Solvang simply stole my heart with its European-style windmills, flower-lined streets and Danish architecture. The first time I visited the village I remember feeling like I was walking in one of Hans Christian Andersen’s stories. Half timbered buildings, horse-drawn wagons, storks on the rooftops, clogs and Danish bonnets in the windows, everything was reminiscent of the old Danish countryside.
Just a short 40-minute drive from Santa Barbara, the little town of Solvang was the dream of three Danish immigrants: Reverend Benedict Nordentoft, Reverend J. M. Gregersen, and Professor P. P. Hornsyld, who planned to established here a Danish community. In 1911 they bought 10,000 acres of land next to the beautiful Santa Inés Mission in Santa Barbara County, California. They named the new settlement ‘Solvang,’ which in Danish means sunny field. The first settlers were almost all Danish farmers from California, the Midwest and Denmark. The community began growing very fast.

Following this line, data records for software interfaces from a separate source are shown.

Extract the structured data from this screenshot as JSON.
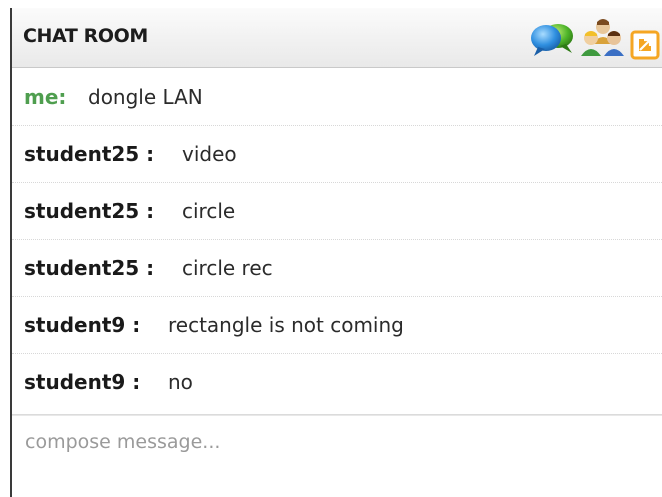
{
  "header": {
    "title": "CHAT ROOM",
    "icons": [
      "chat-bubbles-icon",
      "users-icon",
      "popout-icon"
    ],
    "accent_color": "#f5a623"
  },
  "messages": [
    {
      "sender": "me:",
      "text": "dongle LAN",
      "is_self": true
    },
    {
      "sender": "student25 :",
      "text": "video",
      "is_self": false
    },
    {
      "sender": "student25 :",
      "text": "circle",
      "is_self": false
    },
    {
      "sender": "student25 :",
      "text": "circle rec",
      "is_self": false
    },
    {
      "sender": "student9 :",
      "text": "rectangle is not coming",
      "is_self": false
    },
    {
      "sender": "student9 :",
      "text": "no",
      "is_self": false
    }
  ],
  "compose": {
    "placeholder": "compose message...",
    "value": ""
  },
  "colors": {
    "self_sender": "#4f9e4f",
    "sender": "#1a1a1a",
    "text": "#2b2b2b"
  }
}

By 1914 they already had schools, businesses, churches and even Danish-language newspapers in town. Although they cooked Danish food, celebrated Danish holidays and kept alive their culture and traditions, the Danes in Solvang tried hard to integrate themselves in the American culture. They learned English and sent their children to grammar school to learn the language too. The tradition of building Danish-style houses and mills continued throughout the years, even as other nationalities started to move into the area.
After World War II visitors began to discover the quaint town with windmills and half timbered houses that was so unlike any other place in California. As the number of tourists began to grow, so did the number of hotels, restaurants, attractions and the inevitable souvenir shops in Solvang.Today Solvang has about 5,500 residents, but only 10% of them claim to have Danish ancestry. Even though not many Danes still live here, the town still hosts an annual Danish Days celebration, a tradition that began in 1936 when the Danish king and queen visited the town.
Modern Solvang is no longer as unique and authentic as it was in the beginning. In time, the town is a major tourist center, a fusion of Danish and California life. Like any place that tasted success, it turned into a commercial hub that markets and sells anything so it can to continue to run as a business. There is still a string of restaurants along Copenhagen Drive where you can try some Danish specialties, such as pork with red cabbage, spicy beef stew with egg, pickled herring and elegant smorgasbord. But most business in town just display a Danish façade while selling local foods or goods.
Even though many people are turned off by its somewhat touristy atmosphere, Solvang still remains a very appealing place. Due to its great geographical position, the town is an attractive destination for food a wine lovers. From farm-to-table rustic Italian cuisine, American and Danish foods, sweets in all form to award-winning beers and world-class wines, there are plenty of temptations for your taste buds here. So if you happen to be in Los Angeles and you are in the mood for a unique experience, Solvang is a good choice. You’ll be able to experience some great scenery, good food, Danish pastries and fine wines in a relaxed European atmosphere. The town is small enough to be able to walk from one end to the other within a couple of hours.